Bernadette is a brand storyteller and strategist who challenges traditional approaches to marketing. She recently published a new book titled “Difference”. I highly recommend “Difference”. It’s a must read book for innovative marketers. Difference challenges you to re-think your approach to marketing. Many people view marketing’s role as creating demand for existing products. Conventional wisdom advocates developing a product and then creating a big marketing funnel in order to sell it.

difference-book-3d

Difference redefines how successful brands will be marketed in the future. In Bernadette’s view marketing is not a department, it’s the story of how we create difference for our customers. The businesses that succeed tell a better story because they have learned to recognize what’s true for their customers and then create solutions that matched their worldview. As Bernadette points out, “the truth is that people don’t fall in love with ideas at all. They fall in love with how those ideas, products, services and places makes them feel”. People don’t buy features they buy promises.

One of my favorite parts of the book is when Bernadette shares her story of growing up in Dublin, the storytelling capital of the world. Bernadette describes how her little brother Johnny never greeted her by saying “hello” or “how are you?” The only question Johnny ever asked was, “what’s the story?” This is a common way to greet people in Ireland. It’s an open ended question that asks people to tell everything that’s important right now. Many great stories flowed from that simple greeting.

Difference thinking is more than the ability to connect the dots, though. It’s about seeing the truth, recognizing the opportunity in that truth and then acting on it. It isn’t the person with the best idea who wins; it’s the person who has the greatest understanding of what really matters to people.

The Difference Model outlined in the book flips product development on its head. Instead of starting with the idea, it begins with an examination of people’s current reality and explores what’s possible in a world where the problems and desires of those people are solved and met. A fundamental premise of the difference model is empathizing with your customer and asking questions to better understand your customer.

The Difference Model is consists of the following elements:

  • Principles – What’s the truth about us, the industry, the market and the people we want to serve.
  • Purpose – Why do we exist?
  • People – Who are the people we want to serve? What do they value? What’s their current reality?
  • Personal – How can we change how people feel?
  • Perception – What do people believe about you? What would you like them to believe about you?
  • Product – What do people really want?

Difference cites examples of many brands who have taken this approach to solving customers needs.
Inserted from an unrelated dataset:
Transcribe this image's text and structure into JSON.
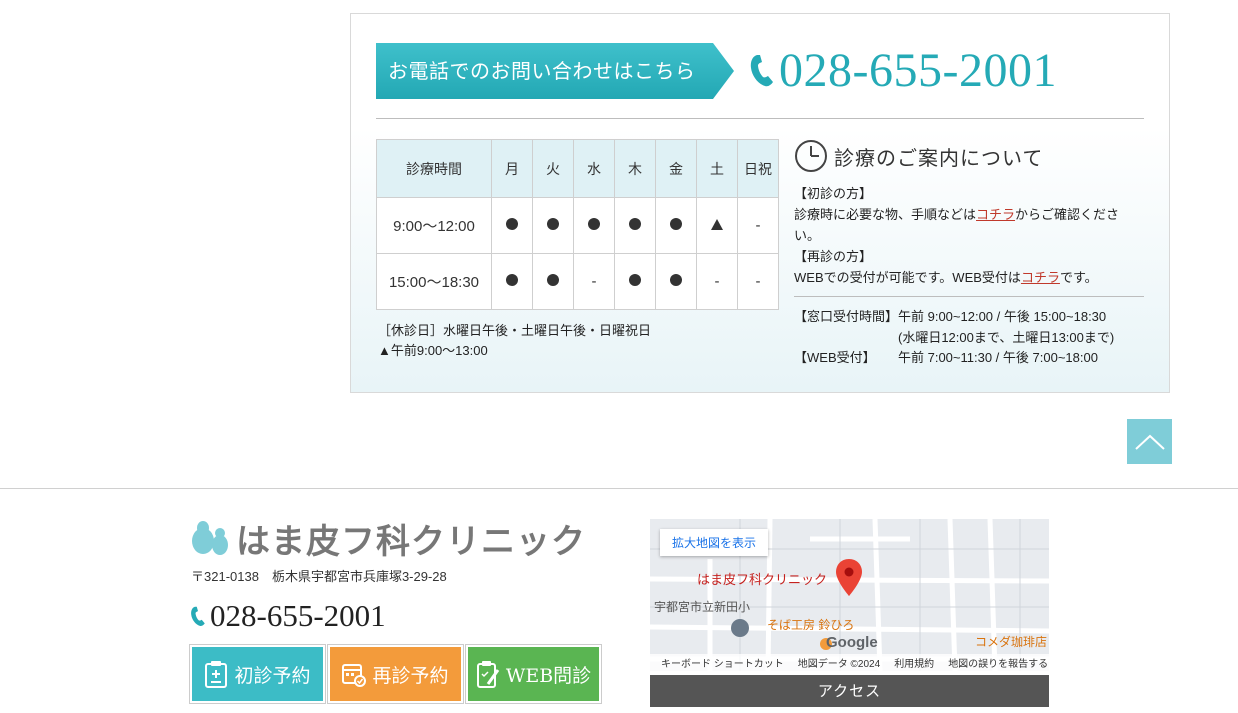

Examples include Apple, Uber, By the Way Bakery, Warby Parker, Airbnb and The Rubix Cube.

Bernadette has created a Difference Map to help guide you through the process. You can download the map at Difference.is. It is a wonderful tool for planning innovation.

Read Difference and experience a new way of thinking about marketing.